Going through divorces is hard but possible. But it’s good that your divorce lawyers help you in having clean separations. This means putting some physical distance between you and your spouses. And it means dividing your assets.
But the division of assets can be tricky when businesses are involved. Your business is counted as an asset that can be divided between divorcing spouses. But, as business owners, it may be better to keep your business to yourself rather than making your spouse a shareholder. It’s because divorced relationships are complicated enough. Mixing them with your ongoing business can make it hard for you to move on for good.
Make Sure all of your Records are in Order
After you and your spouse decide to go on your separate ways, it would be good to stop mixing the finances related to your business and the finances related to your family. You may not always notice, but this is actually a common practice.
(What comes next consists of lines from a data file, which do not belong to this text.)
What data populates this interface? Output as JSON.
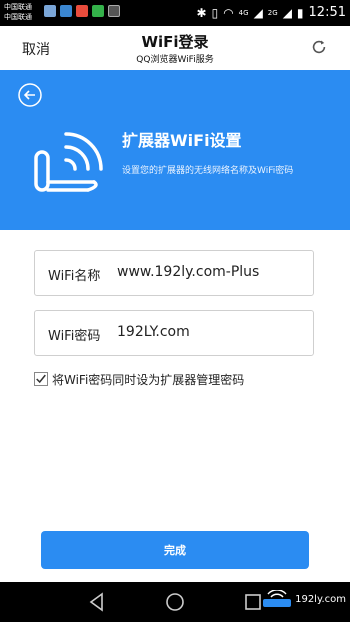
{
  "status_bar": {
    "carrier_line1": "中国联通",
    "carrier_line2": "中国联通",
    "network": "4G",
    "network2": "2G",
    "time": "12:51"
  },
  "header": {
    "cancel_label": "取消",
    "title": "WiFi登录",
    "subtitle": "QQ浏览器WiFi服务",
    "refresh_icon": "refresh-icon"
  },
  "banner": {
    "background_color": "#2b8cf2",
    "title": "扩展器WiFi设置",
    "description": "设置您的扩展器的无线网络名称及WiFi密码"
  },
  "form": {
    "wifi_name_label": "WiFi名称",
    "wifi_name_value": "www.192ly.com-Plus",
    "wifi_password_label": "WiFi密码",
    "wifi_password_value": "192LY.com",
    "checkbox_label": "将WiFi密码同时设为扩展器管理密码",
    "checkbox_checked": true
  },
  "actions": {
    "done_label": "完成"
  },
  "watermark": {
    "text": "192ly.com"
  }
}
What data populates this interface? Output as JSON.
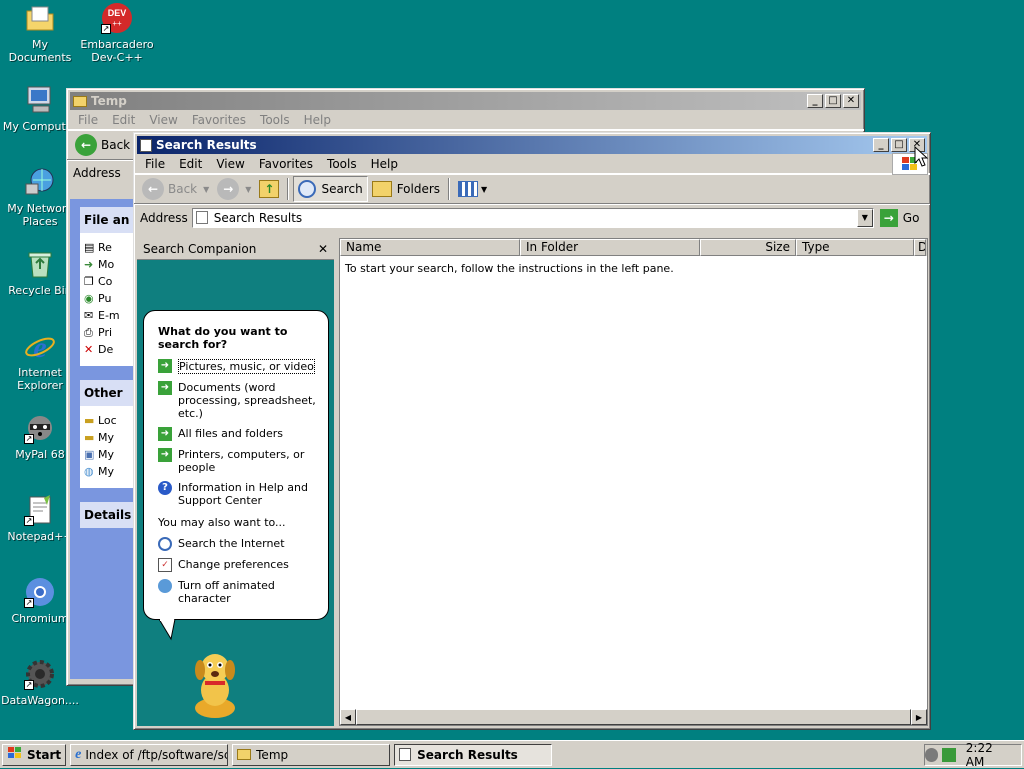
{
  "desktop": {
    "icons": [
      {
        "label": "My Documents"
      },
      {
        "label": "Embarcadero Dev-C++"
      },
      {
        "label": "My Computer"
      },
      {
        "label": "My Network Places"
      },
      {
        "label": "Recycle Bin"
      },
      {
        "label": "Internet Explorer"
      },
      {
        "label": "MyPal 68"
      },
      {
        "label": "Notepad++"
      },
      {
        "label": "Chromium"
      },
      {
        "label": "DataWagon...."
      }
    ],
    "dev_badge": "DEV\n++"
  },
  "temp_window": {
    "title": "Temp",
    "menu": [
      "File",
      "Edit",
      "View",
      "Favorites",
      "Tools",
      "Help"
    ],
    "back_label": "Back",
    "address_label": "Address",
    "tasks_header": "File an",
    "tasks": [
      "Re",
      "Mo",
      "Co",
      "Pu",
      "E-m",
      "Pri",
      "De"
    ],
    "other_header": "Other",
    "other": [
      "Loc",
      "My",
      "My",
      "My"
    ],
    "details_header": "Details"
  },
  "search_window": {
    "title": "Search Results",
    "menu": [
      "File",
      "Edit",
      "View",
      "Favorites",
      "Tools",
      "Help"
    ],
    "toolbar": {
      "back": "Back",
      "search": "Search",
      "folders": "Folders"
    },
    "address_label": "Address",
    "address_value": "Search Results",
    "go_label": "Go",
    "companion_title": "Search Companion",
    "columns": [
      "Name",
      "In Folder",
      "Size",
      "Type",
      "D"
    ],
    "empty_message": "To start your search, follow the instructions in the left pane.",
    "bubble": {
      "question": "What do you want to search for?",
      "options": [
        "Pictures, music, or video",
        "Documents (word processing, spreadsheet, etc.)",
        "All files and folders",
        "Printers, computers, or people",
        "Information in Help and Support Center"
      ],
      "also_label": "You may also want to...",
      "also": [
        "Search the Internet",
        "Change preferences",
        "Turn off animated character"
      ]
    }
  },
  "taskbar": {
    "start": "Start",
    "tasks": [
      "Index of /ftp/software/scr...",
      "Temp",
      "Search Results"
    ],
    "clock": "2:22 AM"
  },
  "colors": {
    "desktop": "#008080",
    "title_active": "#0a246a",
    "companion_bg": "#0f7f7f"
  }
}
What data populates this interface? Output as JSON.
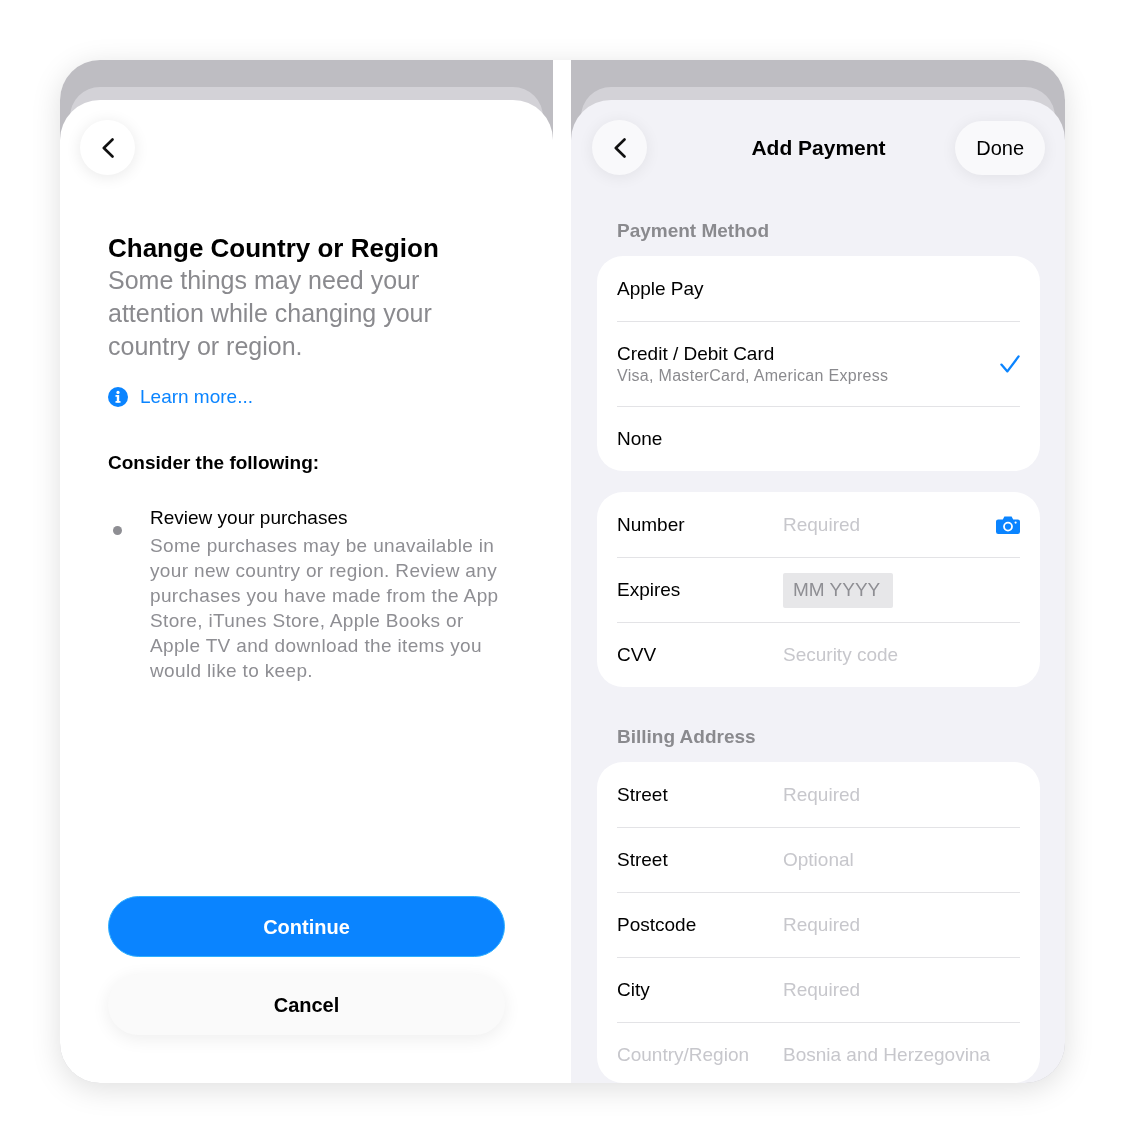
{
  "left_screen": {
    "title": "Change Country or Region",
    "subtitle": "Some things may need your attention while changing your country or region.",
    "learn_more_link": "Learn more...",
    "section_heading": "Consider the following:",
    "items": [
      {
        "title": "Review your purchases",
        "description": "Some purchases may be unavailable in your new country or region. Review any purchases you have made from the App Store, iTunes Store, Apple Books or Apple TV and download the items you would like to keep."
      }
    ],
    "buttons": [
      {
        "label": "Continue",
        "kind": "primary"
      },
      {
        "label": "Cancel",
        "kind": "secondary"
      }
    ]
  },
  "right_screen": {
    "title": "Add Payment",
    "done_button": "Done",
    "payment_method": {
      "heading": "Payment Method",
      "options": [
        {
          "label": "Apple Pay",
          "selected": false
        },
        {
          "label": "Credit / Debit Card",
          "subtitle": "Visa, MasterCard, American Express",
          "selected": true
        },
        {
          "label": "None",
          "selected": false
        }
      ]
    },
    "card_fields": [
      {
        "kind": "scan",
        "label": "Number",
        "placeholder": "Required"
      },
      {
        "kind": "date",
        "label": "Expires",
        "placeholder": "MM YYYY"
      },
      {
        "kind": "text",
        "label": "CVV",
        "placeholder": "Security code"
      }
    ],
    "billing_address": {
      "heading": "Billing Address",
      "fields": [
        {
          "label": "Street",
          "placeholder": "Required",
          "disabled": false
        },
        {
          "label": "Street",
          "placeholder": "Optional",
          "disabled": false
        },
        {
          "label": "Postcode",
          "placeholder": "Required",
          "disabled": false
        },
        {
          "label": "City",
          "placeholder": "Required",
          "disabled": false
        },
        {
          "label": "Country/Region",
          "value": "Bosnia and Herzegovina",
          "disabled": true
        }
      ]
    }
  }
}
When your business was struggling, you might have dipped into your personal savings to keep it afloat and cover your employees’ income. In some cases, your spouse might have let you borrow some of their own savings. This shows a married couple’s commitment to one another. It’s proof that they share everything, even each other’s professional problems.
But when it comes to divorces, it’s good to keep these records in order. It lays out everything on the table. So when it’s time to talk out the division of assets, there’s no chance for you to be blindsided by claims of you owing to some debt.
Buy your Spouse Out of the Company
Many of you embarked on the marriage journey while you’re young and just starting with your career. When you got married, your company was only classified as a small business enterprise. They were valued at barely $100 thousand. Maybe even less. But you didn’t know that, 20 years later, our companies could be valued at millions.
By the time your business has expanded and accomplished so much, your spouse may already have a stake in the company. After all, it’s not uncommon for spouses to help each other out with the other’s business. It’s also not surprising if your spouse contributed to your company by helping out as a consultant or employee.
If this is the case, then it’s better to buy your spouse out of the company. You can offer to repay their shares and more as a settlement for the divorce. If you can’t afford it right away, you can offer to pay them over a certain period of time. If they’re currently employed in the company, then it’s time to ease them out.
Give Away your Other Assets
Part of building a life together is sharing the expenses and investments throughout the years. You paid together for the magnificent and, quite often, expensive house in the suburbs. You bought the cars together. You bought other personal property such as furniture, jewelry, and pieces of art.
To land on a settlement and finally put the divorce to bed, you and your spouse have to decide who gets what. To keep 100 percent ownership of your business, it would be wise to give up your other assets. It would hurt to sacrifice that Tesla you’ve always dreamed of buying. It would hurt even more if you have to give up the beach house in a secluded part of the Hamptons. But these are the sacrifices you’ll have to make to keep your business to yourself. With your business, you’ll have to save up again for a new Tesla.
Going through a divorce is never a walk in the park. It’s a painful thing to do. You and your spouse have built a life together, so it’s not easy when that life is turned into assets that are to be divided between you two. But it’s a necessary step to moving on. And, to truly move on, it would be good if you two are not involved in your business.